### Data records for software interfaces
------
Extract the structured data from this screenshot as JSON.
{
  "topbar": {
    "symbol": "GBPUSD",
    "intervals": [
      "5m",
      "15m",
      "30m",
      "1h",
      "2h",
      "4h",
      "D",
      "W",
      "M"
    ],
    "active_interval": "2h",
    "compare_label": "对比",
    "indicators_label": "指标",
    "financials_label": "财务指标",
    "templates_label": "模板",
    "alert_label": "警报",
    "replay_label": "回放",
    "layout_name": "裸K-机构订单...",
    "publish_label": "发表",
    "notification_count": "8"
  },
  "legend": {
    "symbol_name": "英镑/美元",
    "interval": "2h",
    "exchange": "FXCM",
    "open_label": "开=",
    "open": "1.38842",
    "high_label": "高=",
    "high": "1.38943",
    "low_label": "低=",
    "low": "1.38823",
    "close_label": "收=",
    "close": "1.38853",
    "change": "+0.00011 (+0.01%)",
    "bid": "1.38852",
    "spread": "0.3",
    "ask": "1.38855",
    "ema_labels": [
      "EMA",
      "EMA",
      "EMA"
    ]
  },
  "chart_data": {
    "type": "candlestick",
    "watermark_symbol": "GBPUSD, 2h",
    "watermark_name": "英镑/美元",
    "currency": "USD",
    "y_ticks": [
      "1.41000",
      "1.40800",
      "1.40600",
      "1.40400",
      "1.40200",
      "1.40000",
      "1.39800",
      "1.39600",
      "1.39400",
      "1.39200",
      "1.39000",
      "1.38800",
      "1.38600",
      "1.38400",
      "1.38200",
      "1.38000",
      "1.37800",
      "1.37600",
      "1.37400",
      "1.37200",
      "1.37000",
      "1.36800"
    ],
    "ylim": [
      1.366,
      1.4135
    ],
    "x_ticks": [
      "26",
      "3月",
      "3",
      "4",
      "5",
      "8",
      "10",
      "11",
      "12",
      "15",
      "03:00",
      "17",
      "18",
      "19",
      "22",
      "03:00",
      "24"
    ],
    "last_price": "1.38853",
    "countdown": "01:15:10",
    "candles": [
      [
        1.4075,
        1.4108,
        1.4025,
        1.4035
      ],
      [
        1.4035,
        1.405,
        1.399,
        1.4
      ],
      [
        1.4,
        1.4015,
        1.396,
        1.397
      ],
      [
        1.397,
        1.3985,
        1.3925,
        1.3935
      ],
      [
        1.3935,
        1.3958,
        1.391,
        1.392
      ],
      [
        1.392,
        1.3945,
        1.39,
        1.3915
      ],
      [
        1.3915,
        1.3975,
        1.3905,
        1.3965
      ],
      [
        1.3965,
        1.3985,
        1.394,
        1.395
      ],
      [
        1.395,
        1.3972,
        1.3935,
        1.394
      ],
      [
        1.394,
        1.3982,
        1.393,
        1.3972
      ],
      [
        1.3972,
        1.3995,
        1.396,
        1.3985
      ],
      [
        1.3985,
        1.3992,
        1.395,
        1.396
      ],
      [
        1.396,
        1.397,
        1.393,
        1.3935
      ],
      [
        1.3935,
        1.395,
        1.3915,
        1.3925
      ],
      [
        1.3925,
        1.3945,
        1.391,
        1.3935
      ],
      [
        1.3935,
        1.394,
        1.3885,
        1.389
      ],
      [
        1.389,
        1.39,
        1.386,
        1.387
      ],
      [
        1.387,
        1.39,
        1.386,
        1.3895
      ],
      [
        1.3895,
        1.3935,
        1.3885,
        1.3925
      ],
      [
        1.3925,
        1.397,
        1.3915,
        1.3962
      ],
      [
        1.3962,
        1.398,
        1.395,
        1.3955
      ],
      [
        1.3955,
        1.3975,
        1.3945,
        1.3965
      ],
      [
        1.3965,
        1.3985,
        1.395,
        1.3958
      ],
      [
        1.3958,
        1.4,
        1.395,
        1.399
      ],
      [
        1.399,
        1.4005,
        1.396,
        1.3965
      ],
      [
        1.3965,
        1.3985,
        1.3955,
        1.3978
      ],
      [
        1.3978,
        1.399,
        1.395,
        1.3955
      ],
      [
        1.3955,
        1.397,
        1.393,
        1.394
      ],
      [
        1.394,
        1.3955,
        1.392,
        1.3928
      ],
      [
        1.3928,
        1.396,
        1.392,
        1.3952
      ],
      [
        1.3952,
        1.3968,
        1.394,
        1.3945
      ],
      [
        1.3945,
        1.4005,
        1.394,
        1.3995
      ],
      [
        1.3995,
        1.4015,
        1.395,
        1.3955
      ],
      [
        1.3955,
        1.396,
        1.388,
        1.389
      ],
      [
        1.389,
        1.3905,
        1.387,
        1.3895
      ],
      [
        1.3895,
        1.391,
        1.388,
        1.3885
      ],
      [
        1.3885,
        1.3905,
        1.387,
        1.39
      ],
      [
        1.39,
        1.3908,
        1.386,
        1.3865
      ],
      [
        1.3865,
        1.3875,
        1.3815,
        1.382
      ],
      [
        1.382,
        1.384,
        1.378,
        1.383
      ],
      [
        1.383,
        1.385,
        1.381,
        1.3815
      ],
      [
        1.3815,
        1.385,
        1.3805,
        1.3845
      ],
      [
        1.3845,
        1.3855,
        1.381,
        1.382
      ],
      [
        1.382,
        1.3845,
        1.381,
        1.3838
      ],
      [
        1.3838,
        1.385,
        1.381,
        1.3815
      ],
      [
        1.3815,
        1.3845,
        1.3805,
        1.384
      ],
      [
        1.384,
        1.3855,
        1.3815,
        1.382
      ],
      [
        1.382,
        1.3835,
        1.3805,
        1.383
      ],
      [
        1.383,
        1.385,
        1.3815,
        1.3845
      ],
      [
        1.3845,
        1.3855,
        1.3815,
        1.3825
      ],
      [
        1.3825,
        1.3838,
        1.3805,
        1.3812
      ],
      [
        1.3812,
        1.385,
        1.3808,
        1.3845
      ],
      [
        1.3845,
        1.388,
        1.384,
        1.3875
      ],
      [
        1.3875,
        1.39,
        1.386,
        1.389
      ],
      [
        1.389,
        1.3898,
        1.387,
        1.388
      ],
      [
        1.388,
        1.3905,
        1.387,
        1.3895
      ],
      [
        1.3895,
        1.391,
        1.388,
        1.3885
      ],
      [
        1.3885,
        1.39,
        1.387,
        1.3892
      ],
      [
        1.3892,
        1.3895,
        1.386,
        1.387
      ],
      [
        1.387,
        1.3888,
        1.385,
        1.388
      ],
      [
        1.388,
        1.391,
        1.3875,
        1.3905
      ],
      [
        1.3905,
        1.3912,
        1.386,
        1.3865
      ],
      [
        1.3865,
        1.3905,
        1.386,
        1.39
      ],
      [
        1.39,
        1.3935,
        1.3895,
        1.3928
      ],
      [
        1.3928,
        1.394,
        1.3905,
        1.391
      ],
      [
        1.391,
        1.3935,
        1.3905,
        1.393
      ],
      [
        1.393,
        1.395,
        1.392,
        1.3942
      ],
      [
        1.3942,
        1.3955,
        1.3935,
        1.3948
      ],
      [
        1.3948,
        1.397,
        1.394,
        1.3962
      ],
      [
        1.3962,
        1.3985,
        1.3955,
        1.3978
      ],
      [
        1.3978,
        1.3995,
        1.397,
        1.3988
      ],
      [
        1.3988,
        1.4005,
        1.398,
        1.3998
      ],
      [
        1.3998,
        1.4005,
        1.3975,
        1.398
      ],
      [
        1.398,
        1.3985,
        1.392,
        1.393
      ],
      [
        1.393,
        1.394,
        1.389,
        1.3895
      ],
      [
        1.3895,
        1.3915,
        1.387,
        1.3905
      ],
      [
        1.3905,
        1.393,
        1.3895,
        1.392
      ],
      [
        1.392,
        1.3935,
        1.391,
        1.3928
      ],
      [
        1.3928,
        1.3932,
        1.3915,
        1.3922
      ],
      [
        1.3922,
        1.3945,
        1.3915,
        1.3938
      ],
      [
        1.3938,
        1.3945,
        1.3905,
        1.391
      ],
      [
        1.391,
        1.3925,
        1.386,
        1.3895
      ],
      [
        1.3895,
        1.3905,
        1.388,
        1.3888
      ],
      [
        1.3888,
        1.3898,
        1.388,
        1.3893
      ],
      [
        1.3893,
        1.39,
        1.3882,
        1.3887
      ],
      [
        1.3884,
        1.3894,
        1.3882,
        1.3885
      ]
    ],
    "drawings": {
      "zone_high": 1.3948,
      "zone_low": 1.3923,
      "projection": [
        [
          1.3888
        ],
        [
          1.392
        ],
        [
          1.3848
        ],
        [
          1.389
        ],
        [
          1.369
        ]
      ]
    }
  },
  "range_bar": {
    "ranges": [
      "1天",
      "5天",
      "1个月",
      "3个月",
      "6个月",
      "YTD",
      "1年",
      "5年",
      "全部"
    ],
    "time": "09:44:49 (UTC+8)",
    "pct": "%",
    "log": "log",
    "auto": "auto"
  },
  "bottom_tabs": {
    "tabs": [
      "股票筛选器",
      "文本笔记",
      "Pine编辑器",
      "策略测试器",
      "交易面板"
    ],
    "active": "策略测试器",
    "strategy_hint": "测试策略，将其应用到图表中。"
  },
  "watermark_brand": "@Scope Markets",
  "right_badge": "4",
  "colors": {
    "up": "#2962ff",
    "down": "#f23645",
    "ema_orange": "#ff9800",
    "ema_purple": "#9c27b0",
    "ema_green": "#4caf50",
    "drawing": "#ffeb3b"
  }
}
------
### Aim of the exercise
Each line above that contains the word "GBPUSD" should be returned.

### Solution to the exercise
    "symbol": "GBPUSD",
    "watermark_symbol": "GBPUSD, 2h",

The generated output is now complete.